### Activity
Each record below should appear again exactly as written.

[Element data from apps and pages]

■ ■ ■

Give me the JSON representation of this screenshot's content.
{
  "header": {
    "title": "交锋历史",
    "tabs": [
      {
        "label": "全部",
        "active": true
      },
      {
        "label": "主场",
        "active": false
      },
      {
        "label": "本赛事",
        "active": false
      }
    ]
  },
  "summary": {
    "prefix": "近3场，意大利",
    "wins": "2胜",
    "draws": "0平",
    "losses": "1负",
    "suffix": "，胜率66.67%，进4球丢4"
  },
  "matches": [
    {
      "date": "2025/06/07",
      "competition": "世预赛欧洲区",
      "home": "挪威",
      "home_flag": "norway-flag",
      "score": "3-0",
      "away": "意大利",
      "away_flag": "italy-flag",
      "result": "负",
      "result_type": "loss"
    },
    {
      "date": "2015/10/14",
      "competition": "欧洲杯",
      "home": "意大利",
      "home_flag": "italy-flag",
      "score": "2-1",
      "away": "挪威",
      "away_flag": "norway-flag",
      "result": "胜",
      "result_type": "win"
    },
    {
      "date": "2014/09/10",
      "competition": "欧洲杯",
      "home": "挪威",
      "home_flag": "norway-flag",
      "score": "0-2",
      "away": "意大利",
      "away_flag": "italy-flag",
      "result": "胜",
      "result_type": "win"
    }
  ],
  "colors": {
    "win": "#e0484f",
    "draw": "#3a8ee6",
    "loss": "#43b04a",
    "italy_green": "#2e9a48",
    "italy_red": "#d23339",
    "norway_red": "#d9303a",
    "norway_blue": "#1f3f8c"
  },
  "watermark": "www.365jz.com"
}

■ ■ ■

### Reply
Give me the JSON representation of this screenshot's content.
{
  "header": {
    "title": "交锋历史",
    "tabs": [
      {
        "label": "全部",
        "active": true
      },
      {
        "label": "主场",
        "active": false
      },
      {
        "label": "本赛事",
        "active": false
      }
    ]
  },
  "summary": {
    "prefix": "近3场，意大利",
    "wins": "2胜",
    "draws": "0平",
    "losses": "1负",
    "suffix": "，胜率66.67%，进4球丢4"
  },
  "matches": [
    {
      "date": "2025/06/07",
      "competition": "世预赛欧洲区",
      "home": "挪威",
      "home_flag": "norway-flag",
      "score": "3-0",
      "away": "意大利",
      "away_flag": "italy-flag",
      "result": "负",
      "result_type": "loss"
    },
    {
      "date": "2015/10/14",
      "competition": "欧洲杯",
      "home": "意大利",
      "home_flag": "italy-flag",
      "score": "2-1",
      "away": "挪威",
      "away_flag": "norway-flag",
      "result": "胜",
      "result_type": "win"
    },
    {
      "date": "2014/09/10",
      "competition": "欧洲杯",
      "home": "挪威",
      "home_flag": "norway-flag",
      "score": "0-2",
      "away": "意大利",
      "away_flag": "italy-flag",
      "result": "胜",
      "result_type": "win"
    }
  ],
  "colors": {
    "win": "#e0484f",
    "draw": "#3a8ee6",
    "loss": "#43b04a",
    "italy_green": "#2e9a48",
    "italy_red": "#d23339",
    "norway_red": "#d9303a",
    "norway_blue": "#1f3f8c"
  },
  "watermark": "www.365jz.com"
}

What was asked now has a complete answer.